> [What you are asked to do]:
Take the line that contains "Read all visible content and emit it as JSON." as the first line and the last line of the records as the end. Please set down everything in that range exactly.

--- Information given Enclosed Below ---

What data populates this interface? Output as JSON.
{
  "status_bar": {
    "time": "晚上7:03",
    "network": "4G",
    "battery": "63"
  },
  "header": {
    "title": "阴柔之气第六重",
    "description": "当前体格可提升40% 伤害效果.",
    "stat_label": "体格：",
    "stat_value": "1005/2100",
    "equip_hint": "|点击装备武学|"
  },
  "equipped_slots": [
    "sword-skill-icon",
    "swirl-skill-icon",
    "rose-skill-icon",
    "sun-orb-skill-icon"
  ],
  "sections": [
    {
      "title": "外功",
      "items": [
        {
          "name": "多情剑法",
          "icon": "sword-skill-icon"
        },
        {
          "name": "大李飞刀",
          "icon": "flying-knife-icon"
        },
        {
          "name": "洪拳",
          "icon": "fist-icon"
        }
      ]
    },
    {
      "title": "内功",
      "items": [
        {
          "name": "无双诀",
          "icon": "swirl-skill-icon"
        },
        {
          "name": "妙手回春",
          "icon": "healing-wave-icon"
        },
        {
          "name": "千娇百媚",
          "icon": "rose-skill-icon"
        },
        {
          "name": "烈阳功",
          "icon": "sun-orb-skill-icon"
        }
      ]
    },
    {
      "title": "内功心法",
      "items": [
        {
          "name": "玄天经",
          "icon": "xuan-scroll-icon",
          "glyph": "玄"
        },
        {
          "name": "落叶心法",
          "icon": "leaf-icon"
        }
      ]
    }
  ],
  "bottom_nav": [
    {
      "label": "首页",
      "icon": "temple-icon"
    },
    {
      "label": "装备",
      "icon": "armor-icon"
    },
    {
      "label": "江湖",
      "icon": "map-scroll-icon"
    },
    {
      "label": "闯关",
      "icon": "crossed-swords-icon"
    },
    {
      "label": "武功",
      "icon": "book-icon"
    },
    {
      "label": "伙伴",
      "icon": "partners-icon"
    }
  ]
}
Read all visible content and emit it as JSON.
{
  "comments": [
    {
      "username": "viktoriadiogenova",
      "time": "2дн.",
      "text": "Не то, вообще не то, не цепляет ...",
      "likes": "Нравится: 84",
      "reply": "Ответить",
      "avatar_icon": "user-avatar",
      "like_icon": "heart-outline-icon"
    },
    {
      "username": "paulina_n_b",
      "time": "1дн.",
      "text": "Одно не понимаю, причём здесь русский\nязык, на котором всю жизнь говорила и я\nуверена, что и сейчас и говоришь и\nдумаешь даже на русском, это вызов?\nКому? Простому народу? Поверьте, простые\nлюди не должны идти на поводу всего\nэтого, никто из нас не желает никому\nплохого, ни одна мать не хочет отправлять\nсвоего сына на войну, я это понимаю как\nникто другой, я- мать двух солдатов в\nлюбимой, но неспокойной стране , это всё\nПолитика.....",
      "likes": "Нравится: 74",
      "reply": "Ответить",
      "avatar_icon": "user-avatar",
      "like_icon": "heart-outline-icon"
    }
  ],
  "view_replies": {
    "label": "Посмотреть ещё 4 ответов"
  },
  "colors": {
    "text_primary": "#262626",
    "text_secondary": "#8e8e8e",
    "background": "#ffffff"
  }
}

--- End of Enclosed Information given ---

> [Output of the task]:
Read all visible content and emit it as JSON.
{
  "comments": [
    {
      "username": "viktoriadiogenova",
      "time": "2дн.",
      "text": "Не то, вообще не то, не цепляет ...",
      "likes": "Нравится: 84",
      "reply": "Ответить",
      "avatar_icon": "user-avatar",
      "like_icon": "heart-outline-icon"
    },
    {
      "username": "paulina_n_b",
      "time": "1дн.",
      "text": "Одно не понимаю, причём здесь русский\nязык, на котором всю жизнь говорила и я\nуверена, что и сейчас и говоришь и\nдумаешь даже на русском, это вызов?\nКому? Простому народу? Поверьте, простые\nлюди не должны идти на поводу всего\nэтого, никто из нас не желает никому\nплохого, ни одна мать не хочет отправлять\nсвоего сына на войну, я это понимаю как\nникто другой, я- мать двух солдатов в\nлюбимой, но неспокойной стране , это всё\nПолитика.....",
      "likes": "Нравится: 74",
      "reply": "Ответить",
      "avatar_icon": "user-avatar",
      "like_icon": "heart-outline-icon"
    }
  ],
  "view_replies": {
    "label": "Посмотреть ещё 4 ответов"
  },
  "colors": {
    "text_primary": "#262626",
    "text_secondary": "#8e8e8e",
    "background": "#ffffff"
  }
}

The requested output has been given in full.